I am amazed at how often these days people commit hook line and sinker to a theory of something though it lacks a central answer. They hold a great certainty that their thing is The Truth along with a faith that “Oh, some details will be worked out later.” Okay, but what if said details are kind of the main thing?
It’s like, “Let’s get this health care bill passed,” even though there are untenable parts to it. What about those parts? Oh, we’ll work out those details later. But can you do that if the details are things like how people actually get health care?

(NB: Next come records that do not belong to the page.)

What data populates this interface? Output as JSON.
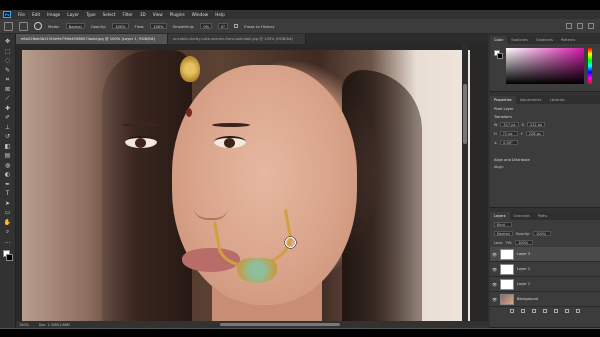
{
  "menu": [
    "File",
    "Edit",
    "Image",
    "Layer",
    "Type",
    "Select",
    "Filter",
    "3D",
    "View",
    "Plugins",
    "Window",
    "Help"
  ],
  "options": {
    "mode_label": "Mode:",
    "mode_value": "Normal",
    "opacity_label": "Opacity:",
    "opacity_value": "100%",
    "flow_label": "Flow:",
    "flow_value": "100%",
    "smoothing_label": "Smoothing:",
    "smoothing_value": "0%",
    "angle_value": "0°",
    "erase_history_label": "Erase to History"
  },
  "doc_tabs": [
    {
      "label": "e6a028eb0b21f54e9e796d40566074add.jpg @ 100% (Layer 1, RGB/8#)",
      "active": true
    },
    {
      "label": "onceblo-shetty-cute-scenes-from-bahubali.jpg @ 100% (RGB/8#)",
      "active": false
    }
  ],
  "status": {
    "zoom": "100%",
    "doc": "Doc: 1.35M/1.68M"
  },
  "color_panel": {
    "tabs": [
      "Color",
      "Swatches",
      "Gradients",
      "Patterns"
    ]
  },
  "properties_panel": {
    "tabs": [
      "Properties",
      "Adjustments",
      "Libraries"
    ],
    "type_label": "Pixel Layer",
    "transform_label": "Transform",
    "w_label": "W",
    "w_value": "517 px",
    "h_label": "H",
    "h_value": "72 px",
    "x_label": "X",
    "x_value": "212 px",
    "y_label": "Y",
    "y_value": "228 px",
    "angle_value": "0.00°",
    "align_label": "Align and Distribute",
    "align_sub": "Align:"
  },
  "layers_panel": {
    "tabs": [
      "Layers",
      "Channels",
      "Paths"
    ],
    "kind_label": "Kind",
    "blend_value": "Normal",
    "opacity_label": "Opacity:",
    "opacity_value": "100%",
    "lock_label": "Lock:",
    "fill_label": "Fill:",
    "fill_value": "100%",
    "layers": [
      {
        "name": "Layer 3",
        "selected": true
      },
      {
        "name": "Layer 2",
        "selected": false
      },
      {
        "name": "Layer 1",
        "selected": false
      },
      {
        "name": "Background",
        "selected": false
      }
    ]
  },
  "colors": {
    "accent": "#31a8ff",
    "picker_hue": "#d31aa8"
  }
}
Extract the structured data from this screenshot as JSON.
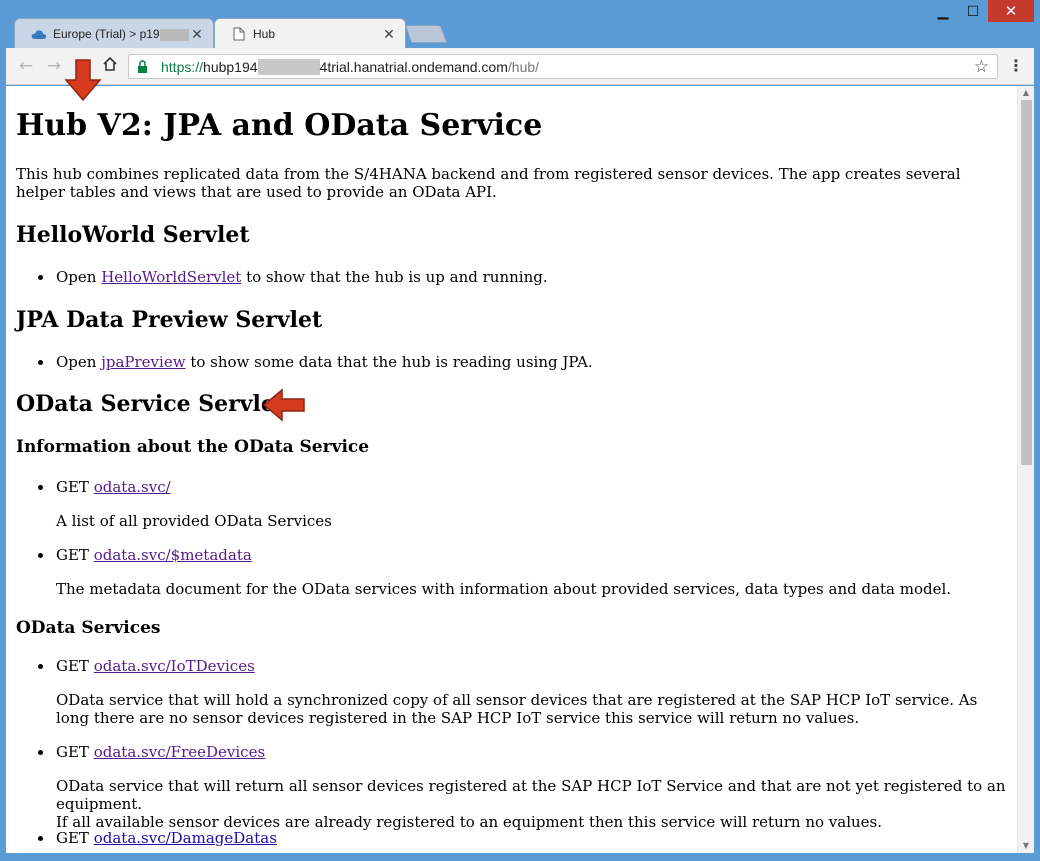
{
  "browser": {
    "tabs": [
      {
        "label": "Europe (Trial) > p19",
        "icon": "cloud-icon",
        "active": false
      },
      {
        "label": "Hub",
        "icon": "page-icon",
        "active": true
      }
    ],
    "url": {
      "scheme": "https://",
      "host_start": "hubp194",
      "host_end": "4trial.hanatrial.ondemand.com",
      "path": "/hub/"
    }
  },
  "page": {
    "title": "Hub V2: JPA and OData Service",
    "intro": "This hub combines replicated data from the S/4HANA backend and from registered sensor devices. The app creates several helper tables and views that are used to provide an OData API.",
    "helloworld": {
      "heading": "HelloWorld Servlet",
      "prefix": "Open",
      "link": "HelloWorldServlet",
      "suffix": "to show that the hub is up and running."
    },
    "jpa": {
      "heading": "JPA Data Preview Servlet",
      "prefix": "Open",
      "link": "jpaPreview",
      "suffix": "to show some data that the hub is reading using JPA."
    },
    "odata": {
      "heading": "OData Service Servlet",
      "info_heading": "Information about the OData Service",
      "info_items": [
        {
          "method": "GET",
          "link": "odata.svc/",
          "desc": "A list of all provided OData Services"
        },
        {
          "method": "GET",
          "link": "odata.svc/$metadata",
          "desc": "The metadata document for the OData services with information about provided services, data types and data model."
        }
      ],
      "services_heading": "OData Services",
      "service_items": [
        {
          "method": "GET",
          "link": "odata.svc/IoTDevices",
          "desc": "OData service that will hold a synchronized copy of all sensor devices that are registered at the SAP HCP IoT service. As long there are no sensor devices registered in the SAP HCP IoT service this service will return no values."
        },
        {
          "method": "GET",
          "link": "odata.svc/FreeDevices",
          "desc_line1": "OData service that will return all sensor devices registered at the SAP HCP IoT Service and that are not yet registered to an equipment.",
          "desc_line2": "If all available sensor devices are already registered to an equipment then this service will return no values."
        },
        {
          "method": "GET",
          "link": "odata.svc/DamageDatas"
        }
      ]
    }
  }
}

Or when I talk to physicists going on and on about the standard model of cosmology and String Theory and how great they are—they explain so much! Look how they make sense of cosmic background radiation. Except that they depend on dark matter and dark energy, which no one has ever seen or detected. In fact, these dark things have unknown properties so no one knows even how one could detect them. I.e., they are purely hypothetical, as pure as heavenly forms (think, Plato). “Oh, we’ll work out those details later.” Okay. But how much of the universe under this model has to be made of this Dark Stuff? 95%. What? 95%. 95% of what is supposed to be all around us is unavailable for comment. Oh. Um, anybody else wondering if it’s wise to walk very far out on this ice?
Look, I am sure that the standard model and string theory are helpful and explain many things. Just as I am sure that your health care bill does many good things. But, honestly, any theory that depends upon 95% of the universe being something at which we can only guess is not exactly worth tying your wagon to. I’m not a betting man, but I’m willing to wager that this is the one detail that will eventually shift this cosmological paradigm, as Thomas Kuhn woulda said it.
This is just how people today treat gender, both outside and, unfortunately, inside the church. One might know for sure that men should be this or women should do that. Or another might be sure that she is trapped in the wrong kind of body. Or another might be just as certain that his only true love lay in someone of the same gender.
But they are tacitly building their constructions without answering the underlying question: What actually is a real woman, Caitlyn?! If you cannot answer that, or what makes a real man, should you really be so certain about your theories of men and women and love? Or, more importantly, are you so sure that your current choice is the right thing to do? This detail, what really makes a man, which you think will just be worked out later—it’s the main thing. It’s the detail without which we are lost. Lost in the dark energy without healthcare.
Do you find yourself moving forward without a crucial detail?